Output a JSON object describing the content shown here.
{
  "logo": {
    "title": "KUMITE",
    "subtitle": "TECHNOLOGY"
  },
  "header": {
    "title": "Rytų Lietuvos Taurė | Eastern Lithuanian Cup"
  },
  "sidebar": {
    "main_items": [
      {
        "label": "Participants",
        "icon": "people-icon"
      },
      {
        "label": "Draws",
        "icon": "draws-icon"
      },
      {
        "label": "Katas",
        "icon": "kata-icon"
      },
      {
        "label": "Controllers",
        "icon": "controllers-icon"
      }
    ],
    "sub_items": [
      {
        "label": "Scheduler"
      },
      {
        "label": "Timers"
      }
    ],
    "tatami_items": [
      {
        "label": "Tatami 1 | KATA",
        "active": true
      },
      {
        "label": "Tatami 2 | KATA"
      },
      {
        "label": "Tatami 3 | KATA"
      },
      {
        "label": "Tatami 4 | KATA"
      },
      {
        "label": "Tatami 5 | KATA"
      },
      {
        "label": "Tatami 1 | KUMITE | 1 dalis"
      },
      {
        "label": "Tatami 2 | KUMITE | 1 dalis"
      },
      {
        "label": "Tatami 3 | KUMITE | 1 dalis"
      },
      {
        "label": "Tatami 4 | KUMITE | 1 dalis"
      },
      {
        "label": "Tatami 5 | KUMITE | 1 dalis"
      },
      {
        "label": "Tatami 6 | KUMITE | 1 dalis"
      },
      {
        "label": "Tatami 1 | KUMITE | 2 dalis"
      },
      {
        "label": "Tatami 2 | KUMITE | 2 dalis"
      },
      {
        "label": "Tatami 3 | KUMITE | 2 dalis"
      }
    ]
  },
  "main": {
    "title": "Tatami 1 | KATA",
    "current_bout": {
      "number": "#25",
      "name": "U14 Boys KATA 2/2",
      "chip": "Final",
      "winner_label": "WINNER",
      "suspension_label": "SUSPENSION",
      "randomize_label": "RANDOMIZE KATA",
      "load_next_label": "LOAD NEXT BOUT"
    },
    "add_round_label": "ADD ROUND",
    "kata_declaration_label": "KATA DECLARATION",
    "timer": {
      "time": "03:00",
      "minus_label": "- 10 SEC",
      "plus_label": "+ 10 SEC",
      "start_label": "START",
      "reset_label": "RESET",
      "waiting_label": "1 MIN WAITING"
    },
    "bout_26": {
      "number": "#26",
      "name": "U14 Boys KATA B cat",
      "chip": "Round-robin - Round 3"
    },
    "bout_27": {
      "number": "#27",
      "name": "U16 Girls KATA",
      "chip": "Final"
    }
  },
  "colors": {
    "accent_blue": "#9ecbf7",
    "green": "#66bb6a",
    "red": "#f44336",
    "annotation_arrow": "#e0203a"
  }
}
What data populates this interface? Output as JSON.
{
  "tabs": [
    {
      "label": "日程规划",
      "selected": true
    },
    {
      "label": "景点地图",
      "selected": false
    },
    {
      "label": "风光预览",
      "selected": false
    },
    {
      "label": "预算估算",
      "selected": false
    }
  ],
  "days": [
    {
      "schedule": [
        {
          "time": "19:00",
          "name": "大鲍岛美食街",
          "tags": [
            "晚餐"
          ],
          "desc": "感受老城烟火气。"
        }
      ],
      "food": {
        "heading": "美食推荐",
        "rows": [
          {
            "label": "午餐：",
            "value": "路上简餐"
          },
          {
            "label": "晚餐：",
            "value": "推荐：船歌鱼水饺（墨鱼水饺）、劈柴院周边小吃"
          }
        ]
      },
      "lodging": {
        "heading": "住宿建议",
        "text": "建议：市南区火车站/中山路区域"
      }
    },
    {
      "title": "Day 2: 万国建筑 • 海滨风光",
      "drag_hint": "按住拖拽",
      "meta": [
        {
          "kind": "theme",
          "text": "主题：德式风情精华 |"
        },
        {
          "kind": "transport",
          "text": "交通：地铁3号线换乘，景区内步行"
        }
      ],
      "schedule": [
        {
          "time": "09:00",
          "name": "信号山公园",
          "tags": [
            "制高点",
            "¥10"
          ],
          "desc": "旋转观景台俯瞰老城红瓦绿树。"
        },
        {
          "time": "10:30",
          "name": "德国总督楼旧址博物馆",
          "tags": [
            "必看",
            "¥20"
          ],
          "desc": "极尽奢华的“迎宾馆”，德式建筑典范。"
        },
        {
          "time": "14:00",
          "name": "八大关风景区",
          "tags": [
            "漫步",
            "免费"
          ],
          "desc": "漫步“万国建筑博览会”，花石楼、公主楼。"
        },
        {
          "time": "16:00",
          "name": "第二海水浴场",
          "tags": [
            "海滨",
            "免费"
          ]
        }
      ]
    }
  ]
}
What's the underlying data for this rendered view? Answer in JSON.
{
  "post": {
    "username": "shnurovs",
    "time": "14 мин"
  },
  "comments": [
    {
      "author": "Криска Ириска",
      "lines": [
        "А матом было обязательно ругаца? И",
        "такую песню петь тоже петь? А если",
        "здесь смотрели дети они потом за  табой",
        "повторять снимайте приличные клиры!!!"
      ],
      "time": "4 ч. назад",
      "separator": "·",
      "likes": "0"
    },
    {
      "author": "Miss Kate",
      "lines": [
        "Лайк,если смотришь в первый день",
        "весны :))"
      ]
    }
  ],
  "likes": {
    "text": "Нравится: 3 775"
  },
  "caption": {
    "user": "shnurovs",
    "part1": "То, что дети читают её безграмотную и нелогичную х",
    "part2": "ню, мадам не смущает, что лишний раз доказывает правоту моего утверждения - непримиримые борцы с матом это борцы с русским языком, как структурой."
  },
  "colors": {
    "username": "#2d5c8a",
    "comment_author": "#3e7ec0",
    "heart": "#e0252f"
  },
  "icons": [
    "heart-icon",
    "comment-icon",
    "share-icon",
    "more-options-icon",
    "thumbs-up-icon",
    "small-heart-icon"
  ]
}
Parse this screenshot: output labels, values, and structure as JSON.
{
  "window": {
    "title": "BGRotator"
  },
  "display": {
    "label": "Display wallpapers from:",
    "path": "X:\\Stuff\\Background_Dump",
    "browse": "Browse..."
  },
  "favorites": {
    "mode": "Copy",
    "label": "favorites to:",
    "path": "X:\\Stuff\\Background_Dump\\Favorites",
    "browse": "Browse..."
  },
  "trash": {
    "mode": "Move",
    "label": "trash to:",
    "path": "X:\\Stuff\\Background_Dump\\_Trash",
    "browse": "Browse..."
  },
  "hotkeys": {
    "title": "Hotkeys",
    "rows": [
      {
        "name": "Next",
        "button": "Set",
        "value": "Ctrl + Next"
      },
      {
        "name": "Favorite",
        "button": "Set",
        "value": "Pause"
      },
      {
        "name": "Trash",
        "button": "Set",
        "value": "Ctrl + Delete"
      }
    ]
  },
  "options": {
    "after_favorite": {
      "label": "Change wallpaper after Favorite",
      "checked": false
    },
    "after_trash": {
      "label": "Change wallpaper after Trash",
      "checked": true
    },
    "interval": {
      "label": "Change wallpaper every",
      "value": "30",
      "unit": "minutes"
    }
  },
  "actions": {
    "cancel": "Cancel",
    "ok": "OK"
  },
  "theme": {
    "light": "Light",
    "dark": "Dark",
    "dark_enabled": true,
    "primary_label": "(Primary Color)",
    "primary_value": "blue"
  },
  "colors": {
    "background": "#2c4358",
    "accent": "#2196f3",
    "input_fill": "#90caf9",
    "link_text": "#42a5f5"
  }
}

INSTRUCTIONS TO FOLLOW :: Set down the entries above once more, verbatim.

ANSWER TO THE EXERCISE ::
Output a JSON object describing the content shown here.
{
  "logo": {
    "title": "KUMITE",
    "subtitle": "TECHNOLOGY"
  },
  "header": {
    "title": "Rytų Lietuvos Taurė | Eastern Lithuanian Cup"
  },
  "sidebar": {
    "main_items": [
      {
        "label": "Participants",
        "icon": "people-icon"
      },
      {
        "label": "Draws",
        "icon": "draws-icon"
      },
      {
        "label": "Katas",
        "icon": "kata-icon"
      },
      {
        "label": "Controllers",
        "icon": "controllers-icon"
      }
    ],
    "sub_items": [
      {
        "label": "Scheduler"
      },
      {
        "label": "Timers"
      }
    ],
    "tatami_items": [
      {
        "label": "Tatami 1 | KATA",
        "active": true
      },
      {
        "label": "Tatami 2 | KATA"
      },
      {
        "label": "Tatami 3 | KATA"
      },
      {
        "label": "Tatami 4 | KATA"
      },
      {
        "label": "Tatami 5 | KATA"
      },
      {
        "label": "Tatami 1 | KUMITE | 1 dalis"
      },
      {
        "label": "Tatami 2 | KUMITE | 1 dalis"
      },
      {
        "label": "Tatami 3 | KUMITE | 1 dalis"
      },
      {
        "label": "Tatami 4 | KUMITE | 1 dalis"
      },
      {
        "label": "Tatami 5 | KUMITE | 1 dalis"
      },
      {
        "label": "Tatami 6 | KUMITE | 1 dalis"
      },
      {
        "label": "Tatami 1 | KUMITE | 2 dalis"
      },
      {
        "label": "Tatami 2 | KUMITE | 2 dalis"
      },
      {
        "label": "Tatami 3 | KUMITE | 2 dalis"
      }
    ]
  },
  "main": {
    "title": "Tatami 1 | KATA",
    "current_bout": {
      "number": "#25",
      "name": "U14 Boys KATA 2/2",
      "chip": "Final",
      "winner_label": "WINNER",
      "suspension_label": "SUSPENSION",
      "randomize_label": "RANDOMIZE KATA",
      "load_next_label": "LOAD NEXT BOUT"
    },
    "add_round_label": "ADD ROUND",
    "kata_declaration_label": "KATA DECLARATION",
    "timer": {
      "time": "03:00",
      "minus_label": "- 10 SEC",
      "plus_label": "+ 10 SEC",
      "start_label": "START",
      "reset_label": "RESET",
      "waiting_label": "1 MIN WAITING"
    },
    "bout_26": {
      "number": "#26",
      "name": "U14 Boys KATA B cat",
      "chip": "Round-robin - Round 3"
    },
    "bout_27": {
      "number": "#27",
      "name": "U16 Girls KATA",
      "chip": "Final"
    }
  },
  "colors": {
    "accent_blue": "#9ecbf7",
    "green": "#66bb6a",
    "red": "#f44336",
    "annotation_arrow": "#e0203a"
  }
}
What data populates this interface? Output as JSON.
{
  "tabs": [
    {
      "label": "日程规划",
      "selected": true
    },
    {
      "label": "景点地图",
      "selected": false
    },
    {
      "label": "风光预览",
      "selected": false
    },
    {
      "label": "预算估算",
      "selected": false
    }
  ],
  "days": [
    {
      "schedule": [
        {
          "time": "19:00",
          "name": "大鲍岛美食街",
          "tags": [
            "晚餐"
          ],
          "desc": "感受老城烟火气。"
        }
      ],
      "food": {
        "heading": "美食推荐",
        "rows": [
          {
            "label": "午餐：",
            "value": "路上简餐"
          },
          {
            "label": "晚餐：",
            "value": "推荐：船歌鱼水饺（墨鱼水饺）、劈柴院周边小吃"
          }
        ]
      },
      "lodging": {
        "heading": "住宿建议",
        "text": "建议：市南区火车站/中山路区域"
      }
    },
    {
      "title": "Day 2: 万国建筑 • 海滨风光",
      "drag_hint": "按住拖拽",
      "meta": [
        {
          "kind": "theme",
          "text": "主题：德式风情精华 |"
        },
        {
          "kind": "transport",
          "text": "交通：地铁3号线换乘，景区内步行"
        }
      ],
      "schedule": [
        {
          "time": "09:00",
          "name": "信号山公园",
          "tags": [
            "制高点",
            "¥10"
          ],
          "desc": "旋转观景台俯瞰老城红瓦绿树。"
        },
        {
          "time": "10:30",
          "name": "德国总督楼旧址博物馆",
          "tags": [
            "必看",
            "¥20"
          ],
          "desc": "极尽奢华的“迎宾馆”，德式建筑典范。"
        },
        {
          "time": "14:00",
          "name": "八大关风景区",
          "tags": [
            "漫步",
            "免费"
          ],
          "desc": "漫步“万国建筑博览会”，花石楼、公主楼。"
        },
        {
          "time": "16:00",
          "name": "第二海水浴场",
          "tags": [
            "海滨",
            "免费"
          ]
        }
      ]
    }
  ]
}
What's the underlying data for this rendered view? Answer in JSON.
{
  "post": {
    "username": "shnurovs",
    "time": "14 мин"
  },
  "comments": [
    {
      "author": "Криска Ириска",
      "lines": [
        "А матом было обязательно ругаца? И",
        "такую песню петь тоже петь? А если",
        "здесь смотрели дети они потом за  табой",
        "повторять снимайте приличные клиры!!!"
      ],
      "time": "4 ч. назад",
      "separator": "·",
      "likes": "0"
    },
    {
      "author": "Miss Kate",
      "lines": [
        "Лайк,если смотришь в первый день",
        "весны :))"
      ]
    }
  ],
  "likes": {
    "text": "Нравится: 3 775"
  },
  "caption": {
    "user": "shnurovs",
    "part1": "То, что дети читают её безграмотную и нелогичную х",
    "part2": "ню, мадам не смущает, что лишний раз доказывает правоту моего утверждения - непримиримые борцы с матом это борцы с русским языком, как структурой."
  },
  "colors": {
    "username": "#2d5c8a",
    "comment_author": "#3e7ec0",
    "heart": "#e0252f"
  },
  "icons": [
    "heart-icon",
    "comment-icon",
    "share-icon",
    "more-options-icon",
    "thumbs-up-icon",
    "small-heart-icon"
  ]
}
Parse this screenshot: output labels, values, and structure as JSON.
{
  "window": {
    "title": "BGRotator"
  },
  "display": {
    "label": "Display wallpapers from:",
    "path": "X:\\Stuff\\Background_Dump",
    "browse": "Browse..."
  },
  "favorites": {
    "mode": "Copy",
    "label": "favorites to:",
    "path": "X:\\Stuff\\Background_Dump\\Favorites",
    "browse": "Browse..."
  },
  "trash": {
    "mode": "Move",
    "label": "trash to:",
    "path": "X:\\Stuff\\Background_Dump\\_Trash",
    "browse": "Browse..."
  },
  "hotkeys": {
    "title": "Hotkeys",
    "rows": [
      {
        "name": "Next",
        "button": "Set",
        "value": "Ctrl + Next"
      },
      {
        "name": "Favorite",
        "button": "Set",
        "value": "Pause"
      },
      {
        "name": "Trash",
        "button": "Set",
        "value": "Ctrl + Delete"
      }
    ]
  },
  "options": {
    "after_favorite": {
      "label": "Change wallpaper after Favorite",
      "checked": false
    },
    "after_trash": {
      "label": "Change wallpaper after Trash",
      "checked": true
    },
    "interval": {
      "label": "Change wallpaper every",
      "value": "30",
      "unit": "minutes"
    }
  },
  "actions": {
    "cancel": "Cancel",
    "ok": "OK"
  },
  "theme": {
    "light": "Light",
    "dark": "Dark",
    "dark_enabled": true,
    "primary_label": "(Primary Color)",
    "primary_value": "blue"
  },
  "colors": {
    "background": "#2c4358",
    "accent": "#2196f3",
    "input_fill": "#90caf9",
    "link_text": "#42a5f5"
  }
}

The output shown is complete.